Apologise for not giving attendance upon his lordship on his return, as they were occupied at his departure about the redemption and exchange of prisoners. As the Scots will devise all they can to our annoyance, think the watches should be carefully observed along the Borders. For lack of the King's allowances to that end, have taken of every 100 in the King's crews daily the wages of one person, amounting to 25 persons, to be paid at 8d. a day, and reckoned as of the number of the said retinues :—the watchmen so paid to be severely punished if due knowledge be not given of any invasion. Think it advisable at this time, considering the last light of the moon was not spent to the King's satisfaction—and this moon is now passing —that his Lordship should repair to Holy Island for a season, that they might resort to him the more easily.
P. 1.
9 Feb.
R. O. St. P. IV. 635.
146. Sir George Douglas to Henry VIII.
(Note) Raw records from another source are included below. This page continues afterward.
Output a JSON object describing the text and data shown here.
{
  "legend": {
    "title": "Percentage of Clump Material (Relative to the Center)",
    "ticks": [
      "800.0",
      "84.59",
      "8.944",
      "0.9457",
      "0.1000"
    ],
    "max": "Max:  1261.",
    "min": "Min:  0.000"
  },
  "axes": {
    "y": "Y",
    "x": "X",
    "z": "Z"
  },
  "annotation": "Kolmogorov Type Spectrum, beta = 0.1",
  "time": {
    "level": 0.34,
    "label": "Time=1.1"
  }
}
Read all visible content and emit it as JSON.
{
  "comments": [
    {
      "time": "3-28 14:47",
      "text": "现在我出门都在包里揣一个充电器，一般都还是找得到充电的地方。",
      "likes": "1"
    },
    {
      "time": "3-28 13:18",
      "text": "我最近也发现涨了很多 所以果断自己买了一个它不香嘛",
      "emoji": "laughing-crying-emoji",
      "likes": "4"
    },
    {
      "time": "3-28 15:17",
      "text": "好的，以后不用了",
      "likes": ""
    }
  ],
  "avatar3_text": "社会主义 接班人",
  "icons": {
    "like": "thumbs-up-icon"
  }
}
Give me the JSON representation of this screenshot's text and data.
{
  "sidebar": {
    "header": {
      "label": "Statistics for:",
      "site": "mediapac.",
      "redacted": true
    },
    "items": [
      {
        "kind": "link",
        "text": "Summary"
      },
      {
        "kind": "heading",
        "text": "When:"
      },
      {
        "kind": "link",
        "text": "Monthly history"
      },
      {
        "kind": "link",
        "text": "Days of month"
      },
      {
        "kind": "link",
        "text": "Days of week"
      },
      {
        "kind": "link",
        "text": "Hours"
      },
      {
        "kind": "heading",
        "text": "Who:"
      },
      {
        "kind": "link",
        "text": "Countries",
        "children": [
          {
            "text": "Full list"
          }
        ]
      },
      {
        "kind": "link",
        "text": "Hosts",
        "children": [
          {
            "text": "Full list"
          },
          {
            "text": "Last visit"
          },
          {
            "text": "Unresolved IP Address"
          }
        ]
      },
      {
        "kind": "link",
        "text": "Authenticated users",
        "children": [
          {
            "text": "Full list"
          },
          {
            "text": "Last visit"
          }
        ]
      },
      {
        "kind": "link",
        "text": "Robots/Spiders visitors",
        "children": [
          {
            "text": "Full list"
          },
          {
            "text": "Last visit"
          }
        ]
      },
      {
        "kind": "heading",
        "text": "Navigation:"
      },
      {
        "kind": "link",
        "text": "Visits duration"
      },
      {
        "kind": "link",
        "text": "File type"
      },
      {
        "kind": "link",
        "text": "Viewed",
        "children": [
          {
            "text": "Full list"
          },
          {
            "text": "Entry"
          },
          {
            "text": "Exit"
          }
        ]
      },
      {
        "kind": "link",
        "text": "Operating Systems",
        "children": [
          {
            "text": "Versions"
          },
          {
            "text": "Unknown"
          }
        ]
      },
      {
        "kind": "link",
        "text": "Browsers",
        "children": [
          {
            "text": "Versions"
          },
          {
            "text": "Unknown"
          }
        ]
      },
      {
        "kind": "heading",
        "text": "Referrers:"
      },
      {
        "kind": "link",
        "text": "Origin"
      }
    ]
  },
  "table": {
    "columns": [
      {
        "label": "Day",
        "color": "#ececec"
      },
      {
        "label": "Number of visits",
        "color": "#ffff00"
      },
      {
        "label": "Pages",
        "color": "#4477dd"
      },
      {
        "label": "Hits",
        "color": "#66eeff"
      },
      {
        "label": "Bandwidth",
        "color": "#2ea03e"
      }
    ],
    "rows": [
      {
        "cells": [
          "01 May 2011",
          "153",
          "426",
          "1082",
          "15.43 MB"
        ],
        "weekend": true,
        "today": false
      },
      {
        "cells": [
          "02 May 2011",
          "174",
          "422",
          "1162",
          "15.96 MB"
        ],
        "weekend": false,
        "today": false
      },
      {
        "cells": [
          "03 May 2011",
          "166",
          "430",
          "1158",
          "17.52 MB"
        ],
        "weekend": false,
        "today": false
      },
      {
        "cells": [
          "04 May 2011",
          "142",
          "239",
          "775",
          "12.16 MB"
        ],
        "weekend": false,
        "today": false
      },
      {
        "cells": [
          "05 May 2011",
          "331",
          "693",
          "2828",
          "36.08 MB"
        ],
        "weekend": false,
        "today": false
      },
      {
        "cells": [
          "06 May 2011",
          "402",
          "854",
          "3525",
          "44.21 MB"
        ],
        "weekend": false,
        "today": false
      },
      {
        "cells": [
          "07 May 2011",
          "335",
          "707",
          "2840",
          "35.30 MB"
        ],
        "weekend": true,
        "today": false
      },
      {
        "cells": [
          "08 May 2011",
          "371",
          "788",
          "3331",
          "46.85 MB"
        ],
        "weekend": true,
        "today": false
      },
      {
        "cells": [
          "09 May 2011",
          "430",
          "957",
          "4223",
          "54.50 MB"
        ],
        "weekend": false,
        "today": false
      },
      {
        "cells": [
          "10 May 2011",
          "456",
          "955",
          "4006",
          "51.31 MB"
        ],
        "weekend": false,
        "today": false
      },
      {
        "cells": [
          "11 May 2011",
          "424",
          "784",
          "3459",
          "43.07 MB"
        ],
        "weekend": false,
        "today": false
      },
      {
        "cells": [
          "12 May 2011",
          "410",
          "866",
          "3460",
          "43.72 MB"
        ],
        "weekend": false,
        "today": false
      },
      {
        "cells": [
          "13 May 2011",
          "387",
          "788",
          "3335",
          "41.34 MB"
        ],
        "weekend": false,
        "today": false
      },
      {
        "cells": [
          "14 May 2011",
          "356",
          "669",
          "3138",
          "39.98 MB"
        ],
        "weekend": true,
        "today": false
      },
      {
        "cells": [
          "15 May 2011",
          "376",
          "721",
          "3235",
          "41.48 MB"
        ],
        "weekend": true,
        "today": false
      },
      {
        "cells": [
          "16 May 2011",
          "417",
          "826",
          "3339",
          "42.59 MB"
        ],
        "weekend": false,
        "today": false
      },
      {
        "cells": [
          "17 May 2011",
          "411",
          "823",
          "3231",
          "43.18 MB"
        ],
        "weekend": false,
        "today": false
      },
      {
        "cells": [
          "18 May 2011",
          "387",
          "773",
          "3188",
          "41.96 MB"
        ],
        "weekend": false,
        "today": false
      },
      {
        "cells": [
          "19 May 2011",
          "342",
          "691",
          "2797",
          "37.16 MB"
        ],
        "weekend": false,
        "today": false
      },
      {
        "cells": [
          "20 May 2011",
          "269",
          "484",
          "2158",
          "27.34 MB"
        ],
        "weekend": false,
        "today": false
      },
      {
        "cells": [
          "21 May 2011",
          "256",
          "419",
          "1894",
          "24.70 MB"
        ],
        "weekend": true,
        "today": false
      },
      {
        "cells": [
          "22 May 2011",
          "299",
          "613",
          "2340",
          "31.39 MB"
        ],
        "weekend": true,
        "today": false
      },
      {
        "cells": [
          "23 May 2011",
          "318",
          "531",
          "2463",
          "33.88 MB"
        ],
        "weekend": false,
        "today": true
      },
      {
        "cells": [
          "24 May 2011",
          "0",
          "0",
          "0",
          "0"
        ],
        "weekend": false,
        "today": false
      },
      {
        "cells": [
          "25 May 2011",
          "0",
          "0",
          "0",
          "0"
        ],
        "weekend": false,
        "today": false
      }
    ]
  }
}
Thanks the King for his letters and reward sent by the Vice-Chamberlain to his brother, his uncle, and himself. Has shown the news of Scotland to the captain of Berwick. Was charged by Northumberland before Christmas with the keeping of a tower in Scotland, called the Cawe Mills. It is of small strength unless it be bigged and helped by your Highness ; but it does great displeasure to Scotland, and ease to the Borders. Berwick, 9 Feb. Signed.
Add. Endd.
9 Feb.
R. O.
147. — to [Sir Giles Russell]. (fn. 8)
Asks him to receive as his tenant Ric. Fermer, who has bought lands at Potters Perry, Northamptonshire, where there are lands of his commandry, at the same rate as Thomas Emson and others in times past, who have paid 3s. 4d. a year. London, 9 Feb. 1532.
Hol., p. 1.
10 Feb.
Wake's State of the Church, App. 219.
148. Convocation.
The bp. of Lincoln's summons to his clergy to attend the Convocation to be holden by prorogation at St. Paul's, on the 18th March following, in obedience to letters addressed by Thomas prior of Christchurch and the Chapter (in consequence of the vacancy of the see of Canterbury) to the bp. of London, in pursuance of the King's writ, dated Westm., 28 Oct. 24 Hen. VIII. [See vol. V., No. 1519, where this writ is catalogued from an undated copy.]


1 See Grants in February, No. 40.
2 The date is taken from a modern marginal note.
3 Apparently the writer has repeated a line inadvertently.
4 See Vol. V., No. 27.
5 Supplied from modern marginal note made before the mutilation.
6 Humphrey Wingfield.
7 "Comme j'ay dernierement escript a vostre Majeste, yl est certainnement a doubter que ceulx cy ne veullent entendre en la susdite practique que pour fouyr et gaigner temps, actendant lopportunite devoit mieulx le Pape a la main impetrer de luy une dispensation absolue sans proces de se pouvoir marier, comme ilz dient et alleghent du roy Loys XI. et du Roys Ladislaus de Hongrie, qui laissa celle de Naples, et croys fermement que si ce Roy a une fois gaigne ce poinct que de nestre tenu de comparoir a Rome, quest la chose plus exorbitante de raison que lon sauroit dire, quil aura encoires moins de honte de fere ladite dispensacion de puissance absolue sans proces, puis quil se donne a entendre avoir son droit se evident ; et non veulliant ce luy ottroyer sa Sanctite ou lieu que icelle pense jouyr de luy et le conduire, icelle le trouvera plus brave et ennemy."
8 Found in a bundle of letters addressed to him.